This year, we’ll have Industry Partners Joyce Castellanos and Pat Fraley teaching on Saturday. We’ll also have peer-to-peer groups, where members can share their expertise in various fields with other members. We have some software specific sessions scheduled already with experts in ProTools, Adobe Audition and Twisted Wave.
Members can register here: www.worldvo.org/events/wovocon-ii
Marc: If someone is interested in becoming a member, how does it work? How much does it cost? Where do they go to sign up?
Dustin: New members can apply here: www.worldvo.org/register There’s a $25 application fee and membership is $49 per year.
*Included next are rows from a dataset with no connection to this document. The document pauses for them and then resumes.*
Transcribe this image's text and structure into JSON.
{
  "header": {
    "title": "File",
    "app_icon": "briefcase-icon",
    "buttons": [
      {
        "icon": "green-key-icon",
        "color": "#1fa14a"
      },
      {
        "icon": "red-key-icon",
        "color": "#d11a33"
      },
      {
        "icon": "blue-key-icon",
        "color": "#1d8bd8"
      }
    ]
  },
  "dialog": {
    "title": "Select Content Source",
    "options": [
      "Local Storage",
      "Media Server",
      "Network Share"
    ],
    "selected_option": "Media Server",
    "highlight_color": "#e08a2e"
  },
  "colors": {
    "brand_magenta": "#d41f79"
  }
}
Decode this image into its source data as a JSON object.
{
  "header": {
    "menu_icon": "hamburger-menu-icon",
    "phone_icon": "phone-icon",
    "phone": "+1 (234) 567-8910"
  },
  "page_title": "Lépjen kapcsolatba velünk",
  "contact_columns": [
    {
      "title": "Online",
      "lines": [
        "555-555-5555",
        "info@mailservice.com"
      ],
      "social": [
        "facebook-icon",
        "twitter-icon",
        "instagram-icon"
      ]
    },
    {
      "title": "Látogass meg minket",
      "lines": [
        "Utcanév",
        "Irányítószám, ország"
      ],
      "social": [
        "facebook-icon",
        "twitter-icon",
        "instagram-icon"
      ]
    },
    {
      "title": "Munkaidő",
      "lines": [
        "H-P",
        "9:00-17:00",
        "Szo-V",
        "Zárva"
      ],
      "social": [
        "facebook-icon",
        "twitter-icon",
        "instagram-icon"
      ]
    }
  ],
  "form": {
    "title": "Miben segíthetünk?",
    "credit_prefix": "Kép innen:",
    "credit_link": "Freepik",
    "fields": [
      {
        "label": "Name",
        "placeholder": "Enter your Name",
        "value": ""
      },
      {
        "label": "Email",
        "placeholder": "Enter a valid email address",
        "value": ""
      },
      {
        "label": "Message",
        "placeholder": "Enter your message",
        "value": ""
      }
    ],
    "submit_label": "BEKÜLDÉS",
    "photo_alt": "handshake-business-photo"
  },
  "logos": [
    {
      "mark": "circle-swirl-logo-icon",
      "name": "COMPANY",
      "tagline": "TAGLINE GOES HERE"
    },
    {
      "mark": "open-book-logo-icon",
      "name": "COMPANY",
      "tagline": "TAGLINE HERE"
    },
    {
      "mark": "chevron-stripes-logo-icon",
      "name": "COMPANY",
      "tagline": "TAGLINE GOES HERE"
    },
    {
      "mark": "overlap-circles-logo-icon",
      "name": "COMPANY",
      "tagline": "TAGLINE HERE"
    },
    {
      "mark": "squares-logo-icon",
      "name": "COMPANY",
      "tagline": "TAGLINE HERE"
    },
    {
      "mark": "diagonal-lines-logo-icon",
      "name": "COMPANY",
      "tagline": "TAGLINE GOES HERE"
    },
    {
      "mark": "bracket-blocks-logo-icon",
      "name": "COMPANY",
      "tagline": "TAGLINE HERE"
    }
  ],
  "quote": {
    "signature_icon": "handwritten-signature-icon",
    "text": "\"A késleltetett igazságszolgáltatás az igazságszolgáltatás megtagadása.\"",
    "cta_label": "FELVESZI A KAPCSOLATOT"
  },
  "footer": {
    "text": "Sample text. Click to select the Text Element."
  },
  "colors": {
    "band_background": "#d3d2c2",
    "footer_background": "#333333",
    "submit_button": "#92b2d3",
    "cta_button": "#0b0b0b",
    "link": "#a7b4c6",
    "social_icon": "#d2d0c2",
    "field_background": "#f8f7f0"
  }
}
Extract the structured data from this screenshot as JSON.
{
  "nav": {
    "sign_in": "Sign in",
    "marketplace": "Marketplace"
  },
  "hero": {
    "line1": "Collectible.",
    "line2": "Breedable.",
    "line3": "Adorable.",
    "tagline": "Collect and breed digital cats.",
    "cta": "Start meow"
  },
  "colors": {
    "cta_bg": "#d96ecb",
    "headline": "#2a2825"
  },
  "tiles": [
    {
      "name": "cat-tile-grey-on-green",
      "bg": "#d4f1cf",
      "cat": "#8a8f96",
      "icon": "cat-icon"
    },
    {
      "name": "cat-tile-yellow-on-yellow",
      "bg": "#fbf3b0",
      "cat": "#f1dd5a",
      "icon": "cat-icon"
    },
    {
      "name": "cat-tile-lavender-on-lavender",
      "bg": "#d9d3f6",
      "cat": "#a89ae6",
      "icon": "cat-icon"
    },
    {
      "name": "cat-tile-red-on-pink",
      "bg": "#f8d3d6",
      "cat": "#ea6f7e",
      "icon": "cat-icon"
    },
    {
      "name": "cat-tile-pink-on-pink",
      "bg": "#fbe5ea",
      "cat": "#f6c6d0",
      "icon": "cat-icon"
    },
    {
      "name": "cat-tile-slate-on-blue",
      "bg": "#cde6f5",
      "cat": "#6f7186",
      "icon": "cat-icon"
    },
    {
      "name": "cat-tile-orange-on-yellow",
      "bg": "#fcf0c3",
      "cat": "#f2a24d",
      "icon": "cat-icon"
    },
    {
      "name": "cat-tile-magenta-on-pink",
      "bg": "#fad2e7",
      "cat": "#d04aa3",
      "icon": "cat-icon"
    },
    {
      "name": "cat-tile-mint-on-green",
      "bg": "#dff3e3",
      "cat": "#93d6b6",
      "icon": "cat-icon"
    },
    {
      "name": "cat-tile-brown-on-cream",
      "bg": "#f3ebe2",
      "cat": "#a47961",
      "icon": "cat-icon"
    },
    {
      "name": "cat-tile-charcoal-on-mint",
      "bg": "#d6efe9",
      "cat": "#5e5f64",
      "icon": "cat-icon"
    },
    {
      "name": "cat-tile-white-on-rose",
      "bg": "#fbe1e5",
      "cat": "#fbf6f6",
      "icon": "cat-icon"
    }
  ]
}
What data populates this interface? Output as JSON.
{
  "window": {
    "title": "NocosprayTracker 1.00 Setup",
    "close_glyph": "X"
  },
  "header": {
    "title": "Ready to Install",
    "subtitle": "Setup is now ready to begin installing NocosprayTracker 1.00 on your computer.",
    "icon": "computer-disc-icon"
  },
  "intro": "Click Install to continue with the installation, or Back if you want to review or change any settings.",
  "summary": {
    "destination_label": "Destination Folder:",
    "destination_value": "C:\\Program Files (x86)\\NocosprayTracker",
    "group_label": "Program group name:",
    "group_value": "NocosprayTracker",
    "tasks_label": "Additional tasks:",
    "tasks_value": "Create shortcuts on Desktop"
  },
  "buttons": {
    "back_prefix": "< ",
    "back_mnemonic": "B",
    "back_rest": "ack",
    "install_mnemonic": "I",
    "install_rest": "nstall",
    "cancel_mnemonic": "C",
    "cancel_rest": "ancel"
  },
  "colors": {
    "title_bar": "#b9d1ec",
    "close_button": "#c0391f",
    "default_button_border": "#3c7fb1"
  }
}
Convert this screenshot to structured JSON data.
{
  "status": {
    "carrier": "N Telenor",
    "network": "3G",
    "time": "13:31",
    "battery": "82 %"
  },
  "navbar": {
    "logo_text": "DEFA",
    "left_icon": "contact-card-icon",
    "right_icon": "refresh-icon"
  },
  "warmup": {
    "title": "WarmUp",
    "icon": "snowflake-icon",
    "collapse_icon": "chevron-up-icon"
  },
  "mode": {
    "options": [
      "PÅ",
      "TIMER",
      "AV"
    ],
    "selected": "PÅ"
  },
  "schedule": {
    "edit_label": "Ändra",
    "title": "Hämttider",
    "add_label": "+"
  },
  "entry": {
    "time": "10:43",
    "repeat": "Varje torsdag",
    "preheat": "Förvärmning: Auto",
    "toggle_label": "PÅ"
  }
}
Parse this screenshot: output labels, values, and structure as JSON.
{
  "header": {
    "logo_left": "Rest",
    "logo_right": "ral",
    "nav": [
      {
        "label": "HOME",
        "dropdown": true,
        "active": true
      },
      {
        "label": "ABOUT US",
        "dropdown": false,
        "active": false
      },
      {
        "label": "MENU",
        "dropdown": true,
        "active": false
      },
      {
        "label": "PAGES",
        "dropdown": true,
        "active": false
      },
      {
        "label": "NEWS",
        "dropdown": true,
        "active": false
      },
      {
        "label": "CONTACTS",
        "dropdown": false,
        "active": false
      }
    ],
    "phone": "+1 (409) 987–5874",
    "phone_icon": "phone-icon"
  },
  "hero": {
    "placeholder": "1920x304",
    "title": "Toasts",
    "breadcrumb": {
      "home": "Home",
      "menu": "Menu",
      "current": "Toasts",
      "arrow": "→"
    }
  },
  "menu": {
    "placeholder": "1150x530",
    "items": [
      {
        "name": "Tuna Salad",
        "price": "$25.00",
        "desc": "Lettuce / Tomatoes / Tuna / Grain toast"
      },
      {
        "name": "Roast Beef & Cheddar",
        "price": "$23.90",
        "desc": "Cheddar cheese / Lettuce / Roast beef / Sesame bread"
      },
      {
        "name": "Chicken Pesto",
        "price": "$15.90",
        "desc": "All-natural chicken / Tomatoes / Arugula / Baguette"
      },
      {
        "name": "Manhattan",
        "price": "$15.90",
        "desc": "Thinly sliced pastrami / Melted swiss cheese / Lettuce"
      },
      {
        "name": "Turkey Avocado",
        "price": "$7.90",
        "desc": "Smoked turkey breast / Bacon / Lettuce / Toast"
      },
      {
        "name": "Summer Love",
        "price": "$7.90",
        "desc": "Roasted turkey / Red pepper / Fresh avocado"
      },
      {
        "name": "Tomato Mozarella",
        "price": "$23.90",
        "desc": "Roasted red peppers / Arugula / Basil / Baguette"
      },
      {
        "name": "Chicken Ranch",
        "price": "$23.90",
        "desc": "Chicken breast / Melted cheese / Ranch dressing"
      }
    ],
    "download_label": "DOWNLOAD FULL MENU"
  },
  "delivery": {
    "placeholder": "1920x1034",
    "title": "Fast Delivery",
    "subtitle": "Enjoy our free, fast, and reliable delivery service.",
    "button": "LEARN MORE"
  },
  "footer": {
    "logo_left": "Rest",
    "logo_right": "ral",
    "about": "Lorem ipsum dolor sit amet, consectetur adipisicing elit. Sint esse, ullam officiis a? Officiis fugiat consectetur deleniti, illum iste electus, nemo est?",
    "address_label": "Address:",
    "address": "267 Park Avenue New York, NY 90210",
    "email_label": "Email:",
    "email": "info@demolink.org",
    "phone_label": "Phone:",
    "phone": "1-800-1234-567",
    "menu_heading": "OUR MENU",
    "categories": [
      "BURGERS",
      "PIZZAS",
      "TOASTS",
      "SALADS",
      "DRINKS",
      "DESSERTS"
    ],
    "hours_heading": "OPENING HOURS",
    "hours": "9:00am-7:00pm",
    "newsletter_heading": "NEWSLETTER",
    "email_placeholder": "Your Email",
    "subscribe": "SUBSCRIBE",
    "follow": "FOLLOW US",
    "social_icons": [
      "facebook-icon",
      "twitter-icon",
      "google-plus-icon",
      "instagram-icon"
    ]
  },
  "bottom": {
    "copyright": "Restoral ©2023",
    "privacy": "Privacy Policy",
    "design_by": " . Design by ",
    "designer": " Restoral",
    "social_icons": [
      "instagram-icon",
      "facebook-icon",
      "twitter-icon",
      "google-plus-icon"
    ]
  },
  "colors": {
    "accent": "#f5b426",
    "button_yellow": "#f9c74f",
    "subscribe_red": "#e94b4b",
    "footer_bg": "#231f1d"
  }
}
So, for the first year it’s $74 and $49 annually thereafter.
Marc: Is there anything else you’d like to add or discuss that VO’s need to know?
Dave: I constantly find myself saying I’m not worthy to be a WoVO officer. The work we’re doing, the ethical judgments we weigh, the volunteer efforts being made, the constant consideration of our membership’s needs, and what they expect of us. It all just BLOWS. ME. AWAY.
For that reason, some of the minor stumbles we’ve made in our formative months have been frustrating to all of us on the executive board. Some lingering technical issues with our two websites drive us batty. But the more support we get, the more we can move into solutions that help us seek professional 3rd-party help for those problems, and that’s exactly what we’re doing.
Our members have been patient with those wrinkles, because, I think they believe – as the board does – in the mandate of WoVO, and the promise it holds for our profession.
More About World-Voices
Thanks, again, to Dave and Dustin for their time. I appreciate the thought and detail they put into their answers, and I’m hoping I asked the right questions to enlighten those of you that are curious to know more.
In the interest of disclosure, I am a member of World-Voices. I signed up a couple weeks ago. I believe in what the organization is trying to do, and I’m all about supporting any effort to improve the voice over industry.
Want to apply for membership? Visit www.worldvo.org/register/
For those of you on Twitter, please consider joining the #WoVOChat that will take place January 28, 2015 at 12pm PST / 3pm EST.